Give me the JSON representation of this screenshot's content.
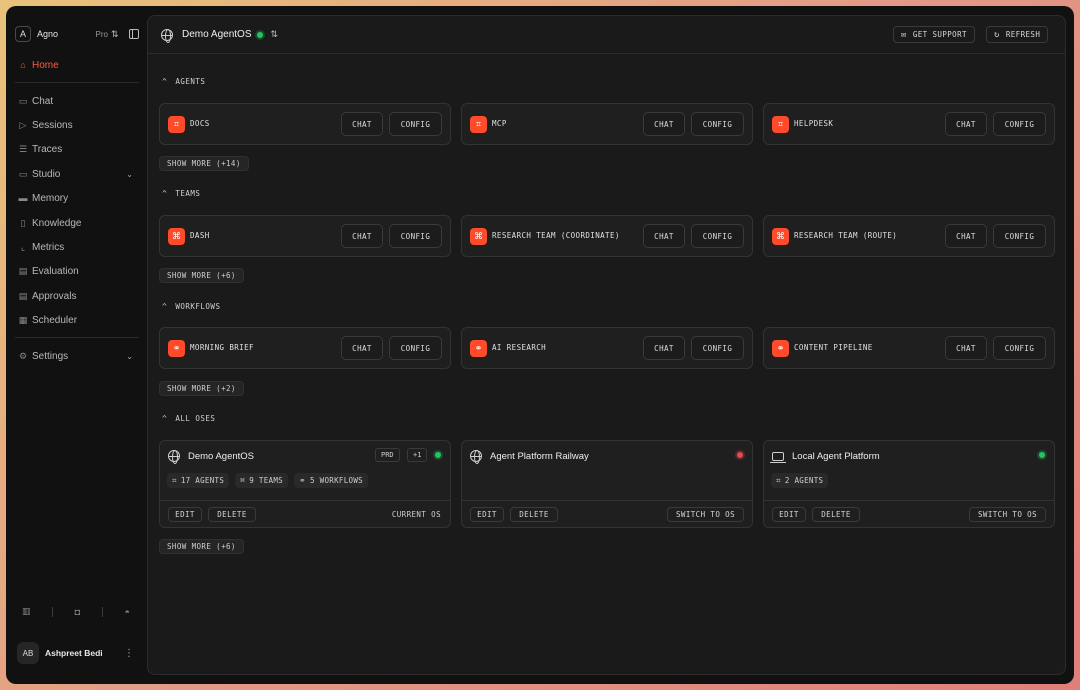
{
  "workspace": {
    "avatar": "A",
    "name": "Agno",
    "plan": "Pro"
  },
  "nav": {
    "home": "Home",
    "chat": "Chat",
    "sessions": "Sessions",
    "traces": "Traces",
    "studio": "Studio",
    "memory": "Memory",
    "knowledge": "Knowledge",
    "metrics": "Metrics",
    "evaluation": "Evaluation",
    "approvals": "Approvals",
    "scheduler": "Scheduler",
    "settings": "Settings"
  },
  "user": {
    "initials": "AB",
    "name": "Ashpreet Bedi"
  },
  "topbar": {
    "current_os": "Demo AgentOS",
    "get_support": "GET SUPPORT",
    "refresh": "REFRESH"
  },
  "sections": {
    "agents": {
      "title": "AGENTS",
      "items": [
        {
          "name": "DOCS",
          "chat": "CHAT",
          "config": "CONFIG"
        },
        {
          "name": "MCP",
          "chat": "CHAT",
          "config": "CONFIG"
        },
        {
          "name": "HELPDESK",
          "chat": "CHAT",
          "config": "CONFIG"
        }
      ],
      "show_more": "SHOW MORE (+14)"
    },
    "teams": {
      "title": "TEAMS",
      "items": [
        {
          "name": "DASH",
          "chat": "CHAT",
          "config": "CONFIG"
        },
        {
          "name": "RESEARCH TEAM (COORDINATE)",
          "chat": "CHAT",
          "config": "CONFIG"
        },
        {
          "name": "RESEARCH TEAM (ROUTE)",
          "chat": "CHAT",
          "config": "CONFIG"
        }
      ],
      "show_more": "SHOW MORE (+6)"
    },
    "workflows": {
      "title": "WORKFLOWS",
      "items": [
        {
          "name": "MORNING BRIEF",
          "chat": "CHAT",
          "config": "CONFIG"
        },
        {
          "name": "AI RESEARCH",
          "chat": "CHAT",
          "config": "CONFIG"
        },
        {
          "name": "CONTENT PIPELINE",
          "chat": "CHAT",
          "config": "CONFIG"
        }
      ],
      "show_more": "SHOW MORE (+2)"
    },
    "oses": {
      "title": "ALL OSES",
      "items": [
        {
          "name": "Demo AgentOS",
          "tag_env": "PRD",
          "tag_extra": "+1",
          "status_color": "#23c55e",
          "stats": [
            "17 AGENTS",
            "9 TEAMS",
            "5 WORKFLOWS"
          ],
          "edit": "EDIT",
          "delete": "DELETE",
          "status_label": "CURRENT OS"
        },
        {
          "name": "Agent Platform Railway",
          "status_color": "#e5484d",
          "edit": "EDIT",
          "delete": "DELETE",
          "action": "SWITCH TO OS"
        },
        {
          "name": "Local Agent Platform",
          "status_color": "#23c55e",
          "stats": [
            "2 AGENTS"
          ],
          "edit": "EDIT",
          "delete": "DELETE",
          "action": "SWITCH TO OS"
        }
      ],
      "show_more": "SHOW MORE (+6)"
    }
  },
  "colors": {
    "accent": "#ff4a2b",
    "active_nav": "#ff5a3c",
    "background": "#111111",
    "panel": "#1a1a1a",
    "status_green": "#23c55e",
    "status_red": "#e5484d"
  },
  "icons": {
    "agent": "agent-icon",
    "team": "team-icon",
    "workflow": "workflow-icon",
    "globe": "globe-icon",
    "laptop": "laptop-icon"
  }
}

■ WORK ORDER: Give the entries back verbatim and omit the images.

■ RESPONSE BOX:
Give me the JSON representation of this screenshot's content.
{
  "workspace": {
    "avatar": "A",
    "name": "Agno",
    "plan": "Pro"
  },
  "nav": {
    "home": "Home",
    "chat": "Chat",
    "sessions": "Sessions",
    "traces": "Traces",
    "studio": "Studio",
    "memory": "Memory",
    "knowledge": "Knowledge",
    "metrics": "Metrics",
    "evaluation": "Evaluation",
    "approvals": "Approvals",
    "scheduler": "Scheduler",
    "settings": "Settings"
  },
  "user": {
    "initials": "AB",
    "name": "Ashpreet Bedi"
  },
  "topbar": {
    "current_os": "Demo AgentOS",
    "get_support": "GET SUPPORT",
    "refresh": "REFRESH"
  },
  "sections": {
    "agents": {
      "title": "AGENTS",
      "items": [
        {
          "name": "DOCS",
          "chat": "CHAT",
          "config": "CONFIG"
        },
        {
          "name": "MCP",
          "chat": "CHAT",
          "config": "CONFIG"
        },
        {
          "name": "HELPDESK",
          "chat": "CHAT",
          "config": "CONFIG"
        }
      ],
      "show_more": "SHOW MORE (+14)"
    },
    "teams": {
      "title": "TEAMS",
      "items": [
        {
          "name": "DASH",
          "chat": "CHAT",
          "config": "CONFIG"
        },
        {
          "name": "RESEARCH TEAM (COORDINATE)",
          "chat": "CHAT",
          "config": "CONFIG"
        },
        {
          "name": "RESEARCH TEAM (ROUTE)",
          "chat": "CHAT",
          "config": "CONFIG"
        }
      ],
      "show_more": "SHOW MORE (+6)"
    },
    "workflows": {
      "title": "WORKFLOWS",
      "items": [
        {
          "name": "MORNING BRIEF",
          "chat": "CHAT",
          "config": "CONFIG"
        },
        {
          "name": "AI RESEARCH",
          "chat": "CHAT",
          "config": "CONFIG"
        },
        {
          "name": "CONTENT PIPELINE",
          "chat": "CHAT",
          "config": "CONFIG"
        }
      ],
      "show_more": "SHOW MORE (+2)"
    },
    "oses": {
      "title": "ALL OSES",
      "items": [
        {
          "name": "Demo AgentOS",
          "tag_env": "PRD",
          "tag_extra": "+1",
          "status_color": "#23c55e",
          "stats": [
            "17 AGENTS",
            "9 TEAMS",
            "5 WORKFLOWS"
          ],
          "edit": "EDIT",
          "delete": "DELETE",
          "status_label": "CURRENT OS"
        },
        {
          "name": "Agent Platform Railway",
          "status_color": "#e5484d",
          "edit": "EDIT",
          "delete": "DELETE",
          "action": "SWITCH TO OS"
        },
        {
          "name": "Local Agent Platform",
          "status_color": "#23c55e",
          "stats": [
            "2 AGENTS"
          ],
          "edit": "EDIT",
          "delete": "DELETE",
          "action": "SWITCH TO OS"
        }
      ],
      "show_more": "SHOW MORE (+6)"
    }
  },
  "colors": {
    "accent": "#ff4a2b",
    "active_nav": "#ff5a3c",
    "background": "#111111",
    "panel": "#1a1a1a",
    "status_green": "#23c55e",
    "status_red": "#e5484d"
  },
  "icons": {
    "agent": "agent-icon",
    "team": "team-icon",
    "workflow": "workflow-icon",
    "globe": "globe-icon",
    "laptop": "laptop-icon"
  }
}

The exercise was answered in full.